One reason for slow-playing is to conceal your intentions. If your league mates smell blood in the water (if a player is a “must have” for you) they could drive the price up just to spite you.

However, the primary reason for keeping your targeted players off the board is less obvious. The longer all your favorite players last, the better off you are. Because, not only do your friends start blowing their budgets on other expensive players, but they also fill up their roster slots and become less interested in your player.

For example: If you’re targeting Matthew Stafford, nominate the other top QBs and wait as long as you can. A few managers will spend significant cash on Rodgers, Brees and Manning, leaving fewer people for you to compete against. If Stafford isn’t nominated for 40 picks, your bidding competition will be even more scarce. A manager that already spent $100 on Adrian Peterson and Julio Jones is going to be hesitant to throw another $30+ at Stafford, even if he does need a quarterback.

Rule No. 4 – DON’T BE THE “ENFORCER” – Only enforce prices on players that you genuinely like.

Newbies might be asking “What is price enforcing?” Well, I’ll answer that with a personal anecdote from 2013: We’re in the back-half of our auction and someone nominates Greg Jennings, a player that I was lukewarm on (but didn’t expect to fall off a statistical cliff). Up until that point, all the WR2/WR3-caliber players were going for $15-18, and bidding on Jennings had paused at $9. Even though I didn’t want him, I stepped in at $10 just to keep the ball rolling. Well, the action stopped and I was stuck. Dammit! Shortly after that, a few great WR2s sold for under ten but my hands were already tied.

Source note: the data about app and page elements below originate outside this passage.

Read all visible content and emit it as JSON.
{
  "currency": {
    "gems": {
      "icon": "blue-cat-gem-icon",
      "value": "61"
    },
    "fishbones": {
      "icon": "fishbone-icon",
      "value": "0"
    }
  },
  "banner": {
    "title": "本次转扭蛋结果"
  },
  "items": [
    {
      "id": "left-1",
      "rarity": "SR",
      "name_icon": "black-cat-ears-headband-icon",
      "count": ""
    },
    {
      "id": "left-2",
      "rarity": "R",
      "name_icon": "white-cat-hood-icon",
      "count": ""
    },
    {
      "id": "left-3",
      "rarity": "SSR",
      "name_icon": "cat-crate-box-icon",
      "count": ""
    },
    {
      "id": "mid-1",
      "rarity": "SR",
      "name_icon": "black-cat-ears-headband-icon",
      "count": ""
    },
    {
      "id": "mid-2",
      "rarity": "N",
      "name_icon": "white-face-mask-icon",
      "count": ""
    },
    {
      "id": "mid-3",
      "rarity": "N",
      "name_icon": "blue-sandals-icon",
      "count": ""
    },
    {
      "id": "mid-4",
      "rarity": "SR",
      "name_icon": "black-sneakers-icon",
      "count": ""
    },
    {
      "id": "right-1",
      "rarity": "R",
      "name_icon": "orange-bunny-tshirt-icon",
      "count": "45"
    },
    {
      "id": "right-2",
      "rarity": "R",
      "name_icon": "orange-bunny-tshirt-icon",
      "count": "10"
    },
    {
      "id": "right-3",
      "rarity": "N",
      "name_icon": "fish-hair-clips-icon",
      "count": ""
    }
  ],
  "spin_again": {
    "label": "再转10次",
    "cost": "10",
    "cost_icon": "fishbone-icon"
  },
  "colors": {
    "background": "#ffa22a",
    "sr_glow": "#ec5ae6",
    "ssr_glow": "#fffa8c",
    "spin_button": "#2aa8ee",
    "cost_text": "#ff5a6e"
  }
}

The moral of the story: price enforcing is a fine thing to do, but don’t do it on a whim. Only price enforce if (1) you have the money to spare and (2) it’s a player that you would like to have on your team.


Strategy No. 1 – Lock down an elite wide receiver.

Johnson, Thomas, Bryant, Marshall, and Green have had a death grip on the top wide receiver slots for two years in a row. Sure, Gordon was a cannonball last year, shooting into the top spot. But like Icarus, he got too close to sun. Unlike the top running backs, you just can’t beat these players’ combination of extreme upside and little-to-no downside (freak injuries notwithstanding). Target two or three of your favorites from the bunch, and get whichever one goes for the most reasonable price. Rule No. 3 should definitely be combined with this strategy!

Strategy No. 2 – Load up on above-average running backs.

You could also call this the “RB2-by-committee” approach. Don’t get me wrong, you still need one top shelf running back. What I’m saying here is that with all the committee backfields and players changing teams, there will certainly be some mid-draft steals (this will be easier to accomplish in 10 team leagues).

If you can set aside 15-20% of your total budget for RB depth, you’ve got a very good chance of finding gold after most teams have their starters. In that RB20-RB35 range, some will be overpriced, but some will be huge bargains if you’re patient enough. Any one of them could end up producing top 15 numbers. Gerhart, Jones-Drew, Tate, Rice, Sankey … just to name a few. Jot down five of your favorites, and a few are bound to fall into your lap.

Strategy No. 3 – Set aside enough for a good tight end.

In 10 or 12 team leagues, I DO NOT want to be the last guy grabbing a tight end! The statistical floor and upside of tight ends gets really shaky around TE8. If you don’t set aside enough money, you could be left with scraps (and by scraps, I mean a TEBC – Tight End By Committee). In some years past, I’ve thought TEBC was appropriate, but this is not one of those years. If you want to blow 20% of your wad on Jimmy Graham I won’t discourage you (Graham is all by himself on tier No. 1), but at least get someone from that second tier like Julius, Vernon, or Jordan (Cameron that is.).

And remember: above all else, have fun and keep your league mates guessing!